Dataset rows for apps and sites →
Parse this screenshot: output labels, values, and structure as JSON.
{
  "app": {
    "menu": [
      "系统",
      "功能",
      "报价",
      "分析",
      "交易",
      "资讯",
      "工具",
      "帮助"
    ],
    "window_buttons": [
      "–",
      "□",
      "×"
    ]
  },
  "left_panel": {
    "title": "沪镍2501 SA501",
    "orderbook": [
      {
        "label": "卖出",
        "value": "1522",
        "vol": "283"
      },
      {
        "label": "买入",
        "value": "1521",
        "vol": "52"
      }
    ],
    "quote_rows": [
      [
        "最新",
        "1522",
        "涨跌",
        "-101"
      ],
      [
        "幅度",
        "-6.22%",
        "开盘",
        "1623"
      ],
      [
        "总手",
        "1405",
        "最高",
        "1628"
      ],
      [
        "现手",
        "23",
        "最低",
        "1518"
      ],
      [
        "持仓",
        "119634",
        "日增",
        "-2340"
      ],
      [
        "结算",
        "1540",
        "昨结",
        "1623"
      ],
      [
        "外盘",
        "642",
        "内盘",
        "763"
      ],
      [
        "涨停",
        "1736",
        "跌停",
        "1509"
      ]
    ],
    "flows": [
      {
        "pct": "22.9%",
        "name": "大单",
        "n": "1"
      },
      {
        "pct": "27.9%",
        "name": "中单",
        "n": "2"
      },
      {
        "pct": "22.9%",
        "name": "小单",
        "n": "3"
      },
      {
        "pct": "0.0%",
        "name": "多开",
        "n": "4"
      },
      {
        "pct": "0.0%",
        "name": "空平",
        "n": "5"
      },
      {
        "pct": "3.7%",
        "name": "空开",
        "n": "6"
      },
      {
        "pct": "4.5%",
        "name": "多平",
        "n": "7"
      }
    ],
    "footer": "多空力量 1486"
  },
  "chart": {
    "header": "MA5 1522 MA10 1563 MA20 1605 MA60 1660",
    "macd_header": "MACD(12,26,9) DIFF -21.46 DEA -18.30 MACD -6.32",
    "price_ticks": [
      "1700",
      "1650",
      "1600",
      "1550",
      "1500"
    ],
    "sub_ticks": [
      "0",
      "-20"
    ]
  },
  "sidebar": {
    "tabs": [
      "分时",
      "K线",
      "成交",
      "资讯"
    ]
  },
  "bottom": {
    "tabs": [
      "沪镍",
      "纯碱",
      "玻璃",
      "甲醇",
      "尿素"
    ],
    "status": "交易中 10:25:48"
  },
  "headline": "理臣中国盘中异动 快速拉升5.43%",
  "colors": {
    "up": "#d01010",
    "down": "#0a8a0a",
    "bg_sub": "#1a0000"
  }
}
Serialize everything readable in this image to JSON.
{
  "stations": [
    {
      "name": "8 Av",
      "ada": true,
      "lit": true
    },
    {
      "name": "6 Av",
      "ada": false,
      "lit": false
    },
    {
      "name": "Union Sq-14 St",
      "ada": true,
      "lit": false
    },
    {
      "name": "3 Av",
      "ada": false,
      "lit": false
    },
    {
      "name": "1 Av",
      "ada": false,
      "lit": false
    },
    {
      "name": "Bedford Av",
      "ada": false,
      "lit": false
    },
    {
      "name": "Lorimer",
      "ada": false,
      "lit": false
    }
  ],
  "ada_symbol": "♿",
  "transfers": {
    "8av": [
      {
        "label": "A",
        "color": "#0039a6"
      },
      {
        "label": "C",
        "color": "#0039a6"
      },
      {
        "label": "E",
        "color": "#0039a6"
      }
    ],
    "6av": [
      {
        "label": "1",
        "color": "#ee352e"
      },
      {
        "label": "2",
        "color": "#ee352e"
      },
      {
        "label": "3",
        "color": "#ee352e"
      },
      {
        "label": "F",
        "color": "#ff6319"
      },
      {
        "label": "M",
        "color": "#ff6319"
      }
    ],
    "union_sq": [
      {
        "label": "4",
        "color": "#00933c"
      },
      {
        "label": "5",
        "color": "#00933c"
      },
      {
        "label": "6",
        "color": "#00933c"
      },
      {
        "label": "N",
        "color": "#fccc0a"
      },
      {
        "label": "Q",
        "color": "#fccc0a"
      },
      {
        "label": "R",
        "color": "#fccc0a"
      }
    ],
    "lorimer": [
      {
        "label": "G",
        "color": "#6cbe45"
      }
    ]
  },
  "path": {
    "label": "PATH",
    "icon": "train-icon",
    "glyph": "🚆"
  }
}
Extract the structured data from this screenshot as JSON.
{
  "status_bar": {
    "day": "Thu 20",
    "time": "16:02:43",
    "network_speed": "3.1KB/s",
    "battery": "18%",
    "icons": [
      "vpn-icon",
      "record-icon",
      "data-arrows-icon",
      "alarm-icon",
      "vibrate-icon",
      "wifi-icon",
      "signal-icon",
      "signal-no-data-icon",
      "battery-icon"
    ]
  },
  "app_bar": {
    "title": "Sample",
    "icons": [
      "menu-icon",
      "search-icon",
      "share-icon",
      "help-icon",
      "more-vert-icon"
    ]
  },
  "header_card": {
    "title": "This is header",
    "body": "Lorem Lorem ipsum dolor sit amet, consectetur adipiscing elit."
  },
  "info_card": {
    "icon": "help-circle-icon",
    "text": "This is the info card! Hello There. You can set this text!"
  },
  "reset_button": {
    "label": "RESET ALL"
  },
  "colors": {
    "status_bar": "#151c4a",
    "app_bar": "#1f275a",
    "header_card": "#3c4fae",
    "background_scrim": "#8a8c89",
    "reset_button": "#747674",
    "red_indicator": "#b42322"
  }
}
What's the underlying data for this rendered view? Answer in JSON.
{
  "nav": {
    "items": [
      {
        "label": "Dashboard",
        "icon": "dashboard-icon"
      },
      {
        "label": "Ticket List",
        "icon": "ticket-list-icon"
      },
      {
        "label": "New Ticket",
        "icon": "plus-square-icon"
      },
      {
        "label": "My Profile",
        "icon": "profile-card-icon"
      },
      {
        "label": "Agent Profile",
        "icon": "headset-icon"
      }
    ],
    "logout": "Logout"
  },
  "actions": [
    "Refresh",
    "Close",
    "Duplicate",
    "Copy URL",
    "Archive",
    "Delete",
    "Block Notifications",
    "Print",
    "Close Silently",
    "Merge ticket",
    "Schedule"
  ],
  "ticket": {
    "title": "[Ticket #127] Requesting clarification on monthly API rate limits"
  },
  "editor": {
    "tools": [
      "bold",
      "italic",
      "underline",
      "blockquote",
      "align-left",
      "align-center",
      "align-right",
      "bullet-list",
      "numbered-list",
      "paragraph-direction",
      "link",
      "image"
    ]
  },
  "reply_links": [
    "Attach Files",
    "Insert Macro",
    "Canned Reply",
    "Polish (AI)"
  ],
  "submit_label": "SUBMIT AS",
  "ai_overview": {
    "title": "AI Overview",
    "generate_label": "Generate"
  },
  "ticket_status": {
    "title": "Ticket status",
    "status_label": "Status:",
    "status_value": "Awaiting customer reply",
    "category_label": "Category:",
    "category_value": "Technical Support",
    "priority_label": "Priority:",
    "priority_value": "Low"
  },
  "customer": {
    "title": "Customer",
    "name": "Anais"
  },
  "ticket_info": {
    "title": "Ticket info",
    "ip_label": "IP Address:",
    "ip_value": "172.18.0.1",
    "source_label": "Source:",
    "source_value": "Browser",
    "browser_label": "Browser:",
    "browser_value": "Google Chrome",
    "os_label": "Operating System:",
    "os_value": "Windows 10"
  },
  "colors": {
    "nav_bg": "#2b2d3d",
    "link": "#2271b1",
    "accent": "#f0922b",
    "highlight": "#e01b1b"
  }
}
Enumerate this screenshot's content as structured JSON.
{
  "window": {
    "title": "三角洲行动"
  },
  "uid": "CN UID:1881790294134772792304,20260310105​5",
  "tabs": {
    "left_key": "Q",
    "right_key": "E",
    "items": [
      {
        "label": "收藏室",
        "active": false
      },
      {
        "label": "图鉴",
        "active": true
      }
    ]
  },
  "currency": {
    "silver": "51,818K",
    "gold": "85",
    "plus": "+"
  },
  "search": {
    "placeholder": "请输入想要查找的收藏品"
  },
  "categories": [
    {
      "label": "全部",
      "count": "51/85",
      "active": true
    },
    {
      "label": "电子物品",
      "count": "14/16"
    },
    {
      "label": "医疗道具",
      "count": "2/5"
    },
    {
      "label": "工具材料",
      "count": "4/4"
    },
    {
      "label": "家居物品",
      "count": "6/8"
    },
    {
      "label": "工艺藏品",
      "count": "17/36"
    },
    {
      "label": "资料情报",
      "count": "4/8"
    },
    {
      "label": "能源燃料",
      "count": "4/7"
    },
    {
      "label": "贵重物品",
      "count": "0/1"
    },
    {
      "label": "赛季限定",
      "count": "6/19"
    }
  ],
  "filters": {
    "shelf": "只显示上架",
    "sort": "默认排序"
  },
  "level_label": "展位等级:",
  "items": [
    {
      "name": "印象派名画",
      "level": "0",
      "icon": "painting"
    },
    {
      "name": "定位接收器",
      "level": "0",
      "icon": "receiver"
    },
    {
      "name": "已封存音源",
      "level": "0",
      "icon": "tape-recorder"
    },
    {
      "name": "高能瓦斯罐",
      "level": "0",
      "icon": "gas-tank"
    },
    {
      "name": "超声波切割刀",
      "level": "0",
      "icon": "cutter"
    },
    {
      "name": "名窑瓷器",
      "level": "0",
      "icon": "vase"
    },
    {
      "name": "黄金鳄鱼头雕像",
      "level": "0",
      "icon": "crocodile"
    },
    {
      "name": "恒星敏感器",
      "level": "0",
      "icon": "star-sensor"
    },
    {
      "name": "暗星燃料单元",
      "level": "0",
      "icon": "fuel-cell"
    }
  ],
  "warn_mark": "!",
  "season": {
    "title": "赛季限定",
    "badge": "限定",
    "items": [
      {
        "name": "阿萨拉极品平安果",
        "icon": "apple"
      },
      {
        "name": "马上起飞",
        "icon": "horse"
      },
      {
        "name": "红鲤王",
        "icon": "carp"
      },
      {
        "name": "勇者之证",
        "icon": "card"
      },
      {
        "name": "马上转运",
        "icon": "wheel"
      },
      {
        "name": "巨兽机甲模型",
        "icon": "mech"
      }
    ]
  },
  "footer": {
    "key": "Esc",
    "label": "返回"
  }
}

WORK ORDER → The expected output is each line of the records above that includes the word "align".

YOUR RESPONSE →
      "align-left",
      "align-center",
      "align-right",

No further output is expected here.